Finally, you can toss out the Cleveland connection. Undoubtedly Tressel has a soft spot for his hometown pro team. We all do. But why that automatically means he’d rather abandon what seems to be his dream job in favor of the Browns escapes me. If that’s the most compelling reason for assuming that Tressel would leave Columbus, why aren’t people making the same argument with regard to, say, Urban Meyer at Florida. He’s from northeast Ohio as well. In fact, Meyer seems more likely given his vagabond ways. Whereas Tressel’s career has been characterized by his lengthy tenure at Youngstown State (when other, larger opportunities likely presented themselves after any one of his national championships there), Meyer is fast becoming college football’s version of Larry Brown. Meyer, unlike Tressel, comes across as someone with something to prove and every move he has made in his rather short career underscores that notion. That’s not to criticize Meyer at all, it’s just to point out that he’s at least as likely a candidate for Columbus as Tressel, maybe more so.

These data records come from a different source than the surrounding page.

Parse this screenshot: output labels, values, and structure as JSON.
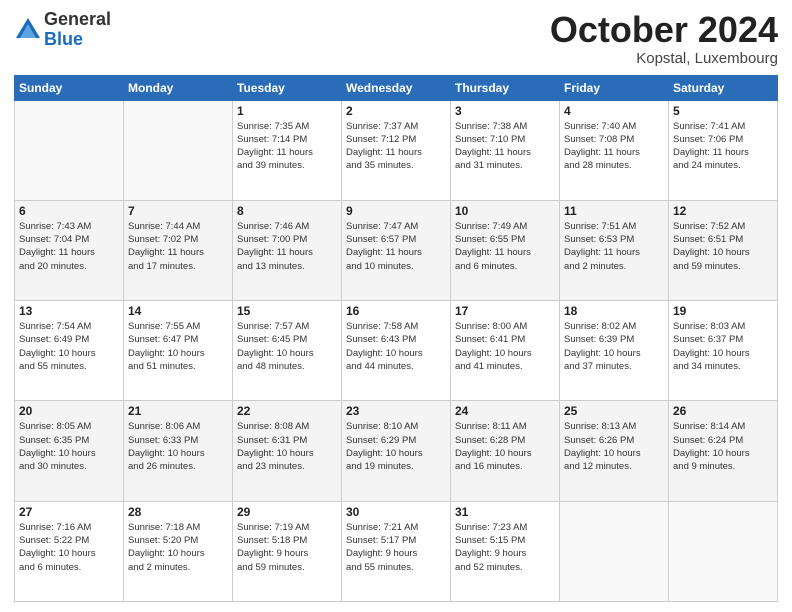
{
  "logo": {
    "general": "General",
    "blue": "Blue"
  },
  "title": "October 2024",
  "location": "Kopstal, Luxembourg",
  "days_header": [
    "Sunday",
    "Monday",
    "Tuesday",
    "Wednesday",
    "Thursday",
    "Friday",
    "Saturday"
  ],
  "weeks": [
    {
      "shaded": false,
      "days": [
        {
          "num": "",
          "info": ""
        },
        {
          "num": "",
          "info": ""
        },
        {
          "num": "1",
          "info": "Sunrise: 7:35 AM\nSunset: 7:14 PM\nDaylight: 11 hours\nand 39 minutes."
        },
        {
          "num": "2",
          "info": "Sunrise: 7:37 AM\nSunset: 7:12 PM\nDaylight: 11 hours\nand 35 minutes."
        },
        {
          "num": "3",
          "info": "Sunrise: 7:38 AM\nSunset: 7:10 PM\nDaylight: 11 hours\nand 31 minutes."
        },
        {
          "num": "4",
          "info": "Sunrise: 7:40 AM\nSunset: 7:08 PM\nDaylight: 11 hours\nand 28 minutes."
        },
        {
          "num": "5",
          "info": "Sunrise: 7:41 AM\nSunset: 7:06 PM\nDaylight: 11 hours\nand 24 minutes."
        }
      ]
    },
    {
      "shaded": true,
      "days": [
        {
          "num": "6",
          "info": "Sunrise: 7:43 AM\nSunset: 7:04 PM\nDaylight: 11 hours\nand 20 minutes."
        },
        {
          "num": "7",
          "info": "Sunrise: 7:44 AM\nSunset: 7:02 PM\nDaylight: 11 hours\nand 17 minutes."
        },
        {
          "num": "8",
          "info": "Sunrise: 7:46 AM\nSunset: 7:00 PM\nDaylight: 11 hours\nand 13 minutes."
        },
        {
          "num": "9",
          "info": "Sunrise: 7:47 AM\nSunset: 6:57 PM\nDaylight: 11 hours\nand 10 minutes."
        },
        {
          "num": "10",
          "info": "Sunrise: 7:49 AM\nSunset: 6:55 PM\nDaylight: 11 hours\nand 6 minutes."
        },
        {
          "num": "11",
          "info": "Sunrise: 7:51 AM\nSunset: 6:53 PM\nDaylight: 11 hours\nand 2 minutes."
        },
        {
          "num": "12",
          "info": "Sunrise: 7:52 AM\nSunset: 6:51 PM\nDaylight: 10 hours\nand 59 minutes."
        }
      ]
    },
    {
      "shaded": false,
      "days": [
        {
          "num": "13",
          "info": "Sunrise: 7:54 AM\nSunset: 6:49 PM\nDaylight: 10 hours\nand 55 minutes."
        },
        {
          "num": "14",
          "info": "Sunrise: 7:55 AM\nSunset: 6:47 PM\nDaylight: 10 hours\nand 51 minutes."
        },
        {
          "num": "15",
          "info": "Sunrise: 7:57 AM\nSunset: 6:45 PM\nDaylight: 10 hours\nand 48 minutes."
        },
        {
          "num": "16",
          "info": "Sunrise: 7:58 AM\nSunset: 6:43 PM\nDaylight: 10 hours\nand 44 minutes."
        },
        {
          "num": "17",
          "info": "Sunrise: 8:00 AM\nSunset: 6:41 PM\nDaylight: 10 hours\nand 41 minutes."
        },
        {
          "num": "18",
          "info": "Sunrise: 8:02 AM\nSunset: 6:39 PM\nDaylight: 10 hours\nand 37 minutes."
        },
        {
          "num": "19",
          "info": "Sunrise: 8:03 AM\nSunset: 6:37 PM\nDaylight: 10 hours\nand 34 minutes."
        }
      ]
    },
    {
      "shaded": true,
      "days": [
        {
          "num": "20",
          "info": "Sunrise: 8:05 AM\nSunset: 6:35 PM\nDaylight: 10 hours\nand 30 minutes."
        },
        {
          "num": "21",
          "info": "Sunrise: 8:06 AM\nSunset: 6:33 PM\nDaylight: 10 hours\nand 26 minutes."
        },
        {
          "num": "22",
          "info": "Sunrise: 8:08 AM\nSunset: 6:31 PM\nDaylight: 10 hours\nand 23 minutes."
        },
        {
          "num": "23",
          "info": "Sunrise: 8:10 AM\nSunset: 6:29 PM\nDaylight: 10 hours\nand 19 minutes."
        },
        {
          "num": "24",
          "info": "Sunrise: 8:11 AM\nSunset: 6:28 PM\nDaylight: 10 hours\nand 16 minutes."
        },
        {
          "num": "25",
          "info": "Sunrise: 8:13 AM\nSunset: 6:26 PM\nDaylight: 10 hours\nand 12 minutes."
        },
        {
          "num": "26",
          "info": "Sunrise: 8:14 AM\nSunset: 6:24 PM\nDaylight: 10 hours\nand 9 minutes."
        }
      ]
    },
    {
      "shaded": false,
      "days": [
        {
          "num": "27",
          "info": "Sunrise: 7:16 AM\nSunset: 5:22 PM\nDaylight: 10 hours\nand 6 minutes."
        },
        {
          "num": "28",
          "info": "Sunrise: 7:18 AM\nSunset: 5:20 PM\nDaylight: 10 hours\nand 2 minutes."
        },
        {
          "num": "29",
          "info": "Sunrise: 7:19 AM\nSunset: 5:18 PM\nDaylight: 9 hours\nand 59 minutes."
        },
        {
          "num": "30",
          "info": "Sunrise: 7:21 AM\nSunset: 5:17 PM\nDaylight: 9 hours\nand 55 minutes."
        },
        {
          "num": "31",
          "info": "Sunrise: 7:23 AM\nSunset: 5:15 PM\nDaylight: 9 hours\nand 52 minutes."
        },
        {
          "num": "",
          "info": ""
        },
        {
          "num": "",
          "info": ""
        }
      ]
    }
  ]
}
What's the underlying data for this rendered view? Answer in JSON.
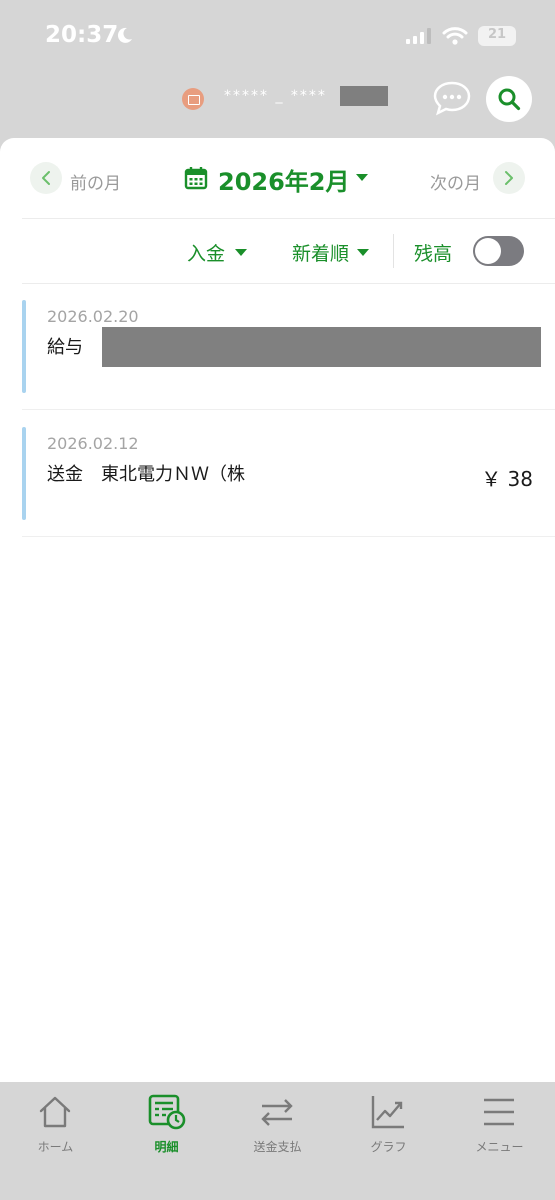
{
  "status_bar": {
    "time": "20:37",
    "battery": "21"
  },
  "header": {
    "account_masked": "***** _ ****"
  },
  "month_nav": {
    "prev_label": "前の月",
    "next_label": "次の月",
    "current": "2026年2月"
  },
  "filters": {
    "type": "入金",
    "sort": "新着順",
    "balance_label": "残高",
    "balance_toggle_on": false
  },
  "transactions": [
    {
      "date": "2026.02.20",
      "description": "給与",
      "amount": ""
    },
    {
      "date": "2026.02.12",
      "description": "送金　東北電力ＮＷ（株",
      "amount": "￥ 38"
    }
  ],
  "bottom_nav": [
    {
      "label": "ホーム",
      "icon": "home-icon",
      "active": false
    },
    {
      "label": "明細",
      "icon": "statement-icon",
      "active": true
    },
    {
      "label": "送金支払",
      "icon": "transfer-icon",
      "active": false
    },
    {
      "label": "グラフ",
      "icon": "chart-icon",
      "active": false
    },
    {
      "label": "メニュー",
      "icon": "menu-icon",
      "active": false
    }
  ],
  "colors": {
    "accent": "#1a8f2a",
    "txn_bar": "#a9d3ef",
    "toggle_off": "#7b7b80"
  }
}
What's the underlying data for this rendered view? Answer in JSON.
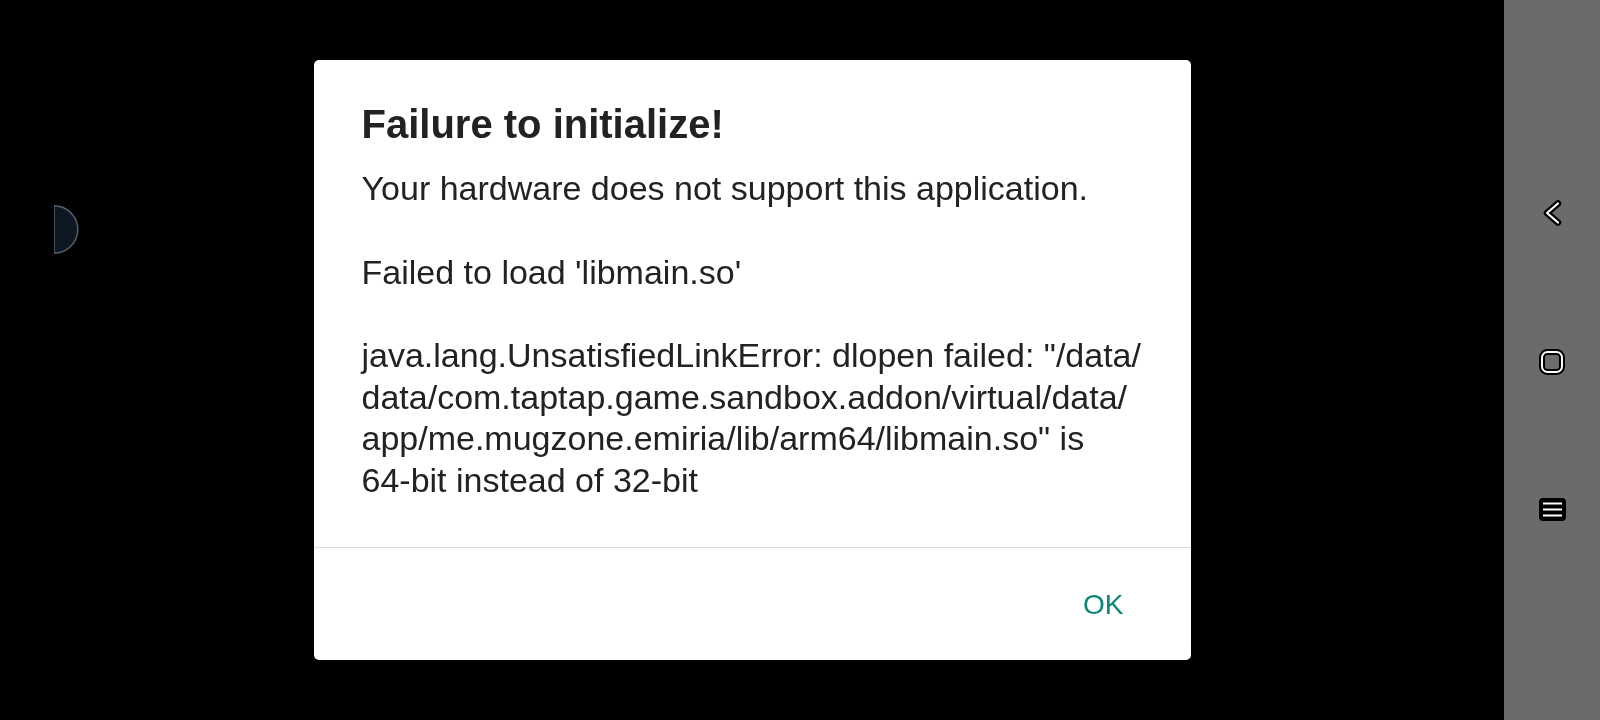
{
  "dialog": {
    "title": "Failure to initialize!",
    "message": [
      "Your hardware does not support this application.",
      "Failed to load 'libmain.so'",
      "java.lang.UnsatisfiedLinkError: dlopen failed: \"/data/data/com.taptap.game.sandbox.addon/virtual/data/app/me.mugzone.emiria/lib/arm64/libmain.so\" is 64-bit instead of 32-bit"
    ],
    "buttons": [
      {
        "label": "OK"
      }
    ]
  }
}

Of course, Tressel could prove me completely wrong on this score. I’ve been wrong before. But I have a good feeling about Tressel and what makes him tick. And it doesn’t seem to be the time bomb that is permanently ensconced in Berea.